Principles of Axial Polarity-Driven Vascular Patterning
Funding Agency: European Commission
Funding Programme. Horizon 2020
Project Reference: 679368
Start Date: 2016.09.01
Duration: 60 months
Total Investment: EUR 1 618 750 (EU contribution: EUR 1 618 750)
Project Coordinator: Cláudio Areias Franco
Project Beneficiaries: Instituto de Medicina Molecular João Lobo Antunes (iMM), Portugal
This project has received funding from the European Union’s Horizon 2020 research and innovation programme under grant agreement No 679368.
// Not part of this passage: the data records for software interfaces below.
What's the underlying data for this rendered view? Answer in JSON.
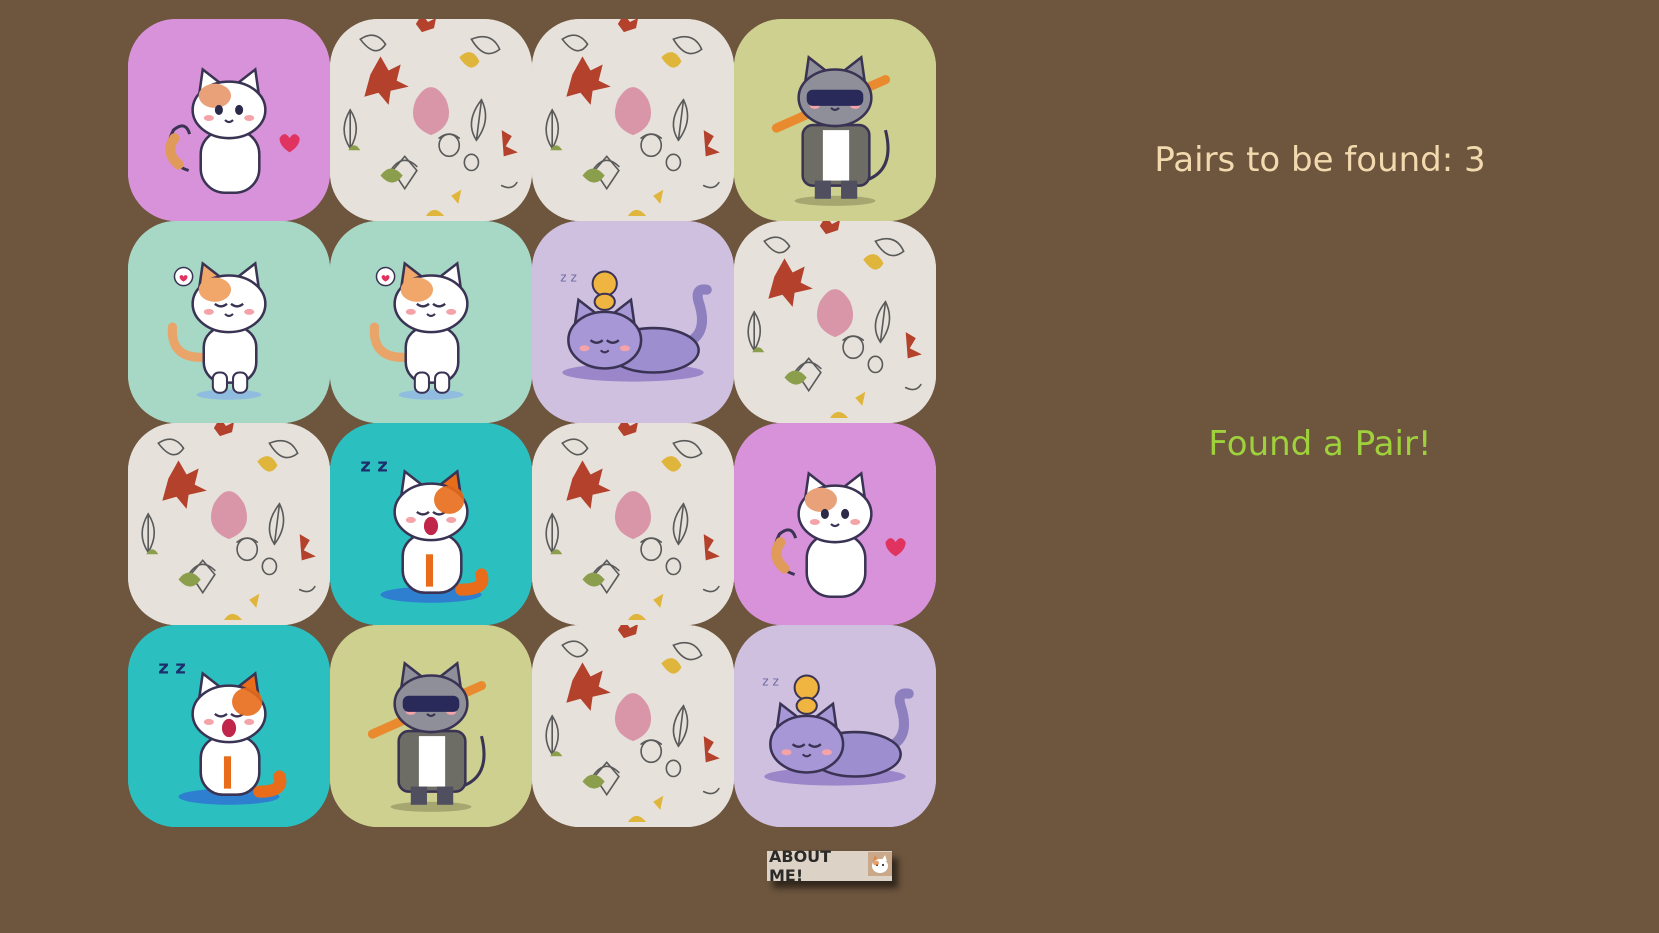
{
  "status": {
    "pairs_text": "Pairs to be found: 3",
    "message": "Found a Pair!"
  },
  "about_button": {
    "label": "ABOUT ME!",
    "icon": "cat-icon"
  },
  "colors": {
    "page_background": "#6d553e",
    "pairs_text": "#f3d9ae",
    "message_text": "#9fd13c",
    "card_back": "#e6e1da"
  },
  "cards": [
    {
      "state": "revealed",
      "design": "cat-heart",
      "bg": "#d892d9"
    },
    {
      "state": "hidden",
      "design": "leaf-back",
      "bg": "#e6e1da"
    },
    {
      "state": "hidden",
      "design": "leaf-back",
      "bg": "#e6e1da"
    },
    {
      "state": "revealed",
      "design": "cool-cat-sunglasses",
      "bg": "#cdd08f"
    },
    {
      "state": "revealed",
      "design": "cat-yoga",
      "bg": "#a7d7c5"
    },
    {
      "state": "revealed",
      "design": "cat-yoga",
      "bg": "#a7d7c5"
    },
    {
      "state": "revealed",
      "design": "sleeping-cat-chick",
      "bg": "#cfc0e0"
    },
    {
      "state": "hidden",
      "design": "leaf-back",
      "bg": "#e6e1da"
    },
    {
      "state": "hidden",
      "design": "leaf-back",
      "bg": "#e6e1da"
    },
    {
      "state": "revealed",
      "design": "yawning-cat",
      "bg": "#2cbfc0"
    },
    {
      "state": "hidden",
      "design": "leaf-back",
      "bg": "#e6e1da"
    },
    {
      "state": "revealed",
      "design": "cat-heart",
      "bg": "#d892d9"
    },
    {
      "state": "revealed",
      "design": "yawning-cat",
      "bg": "#2cbfc0"
    },
    {
      "state": "revealed",
      "design": "cool-cat-sunglasses",
      "bg": "#cdd08f"
    },
    {
      "state": "hidden",
      "design": "leaf-back",
      "bg": "#e6e1da"
    },
    {
      "state": "revealed",
      "design": "sleeping-cat-chick",
      "bg": "#cfc0e0"
    }
  ]
}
The formation of a functional patterned vascular network is essential for development, tissue growth and organ physiology. Several human vascular disorders arise from the mis-patterning of blood vessels, such as arteriovenous malformations, aneurysms and diabetic retinopathy. Although blood flow is recognised as a stimulus for vascular patterning, very little is known about the molecular mechanisms that regulate endothelial cell behaviour in response to flow and promote vascular patterning.
Recently, we uncovered that endothelial cells migrate extensively in the immature vascular network, and that endothelial cells polarise against the blood flow direction. Here, we put forward the hypothesis that vascular patterning is dependent on the polarisation and migration of endothelial cells against the flow direction, in a continuous flux of cells going from low-shear stress to high-shear stress regions. We will establish new reporter mouse lines to observe and manipulate endothelial polarity in vivo in order to investigate how polarisation and coordination of endothelial cells movements are orchestrated to generate vascular patterning. We will manipulate cell polarity using mouse models to understand the importance of cell polarisation in vascular patterning. Also, using a unique zebrafish line allowing analysis of endothelial cell polarity, we will perform a screen to identify novel regulators of vascular patterning. Finally, we will explore the hypothesis that defective flow-dependent endothelial polarisation underlies arteriovenous malformations using two genetic models.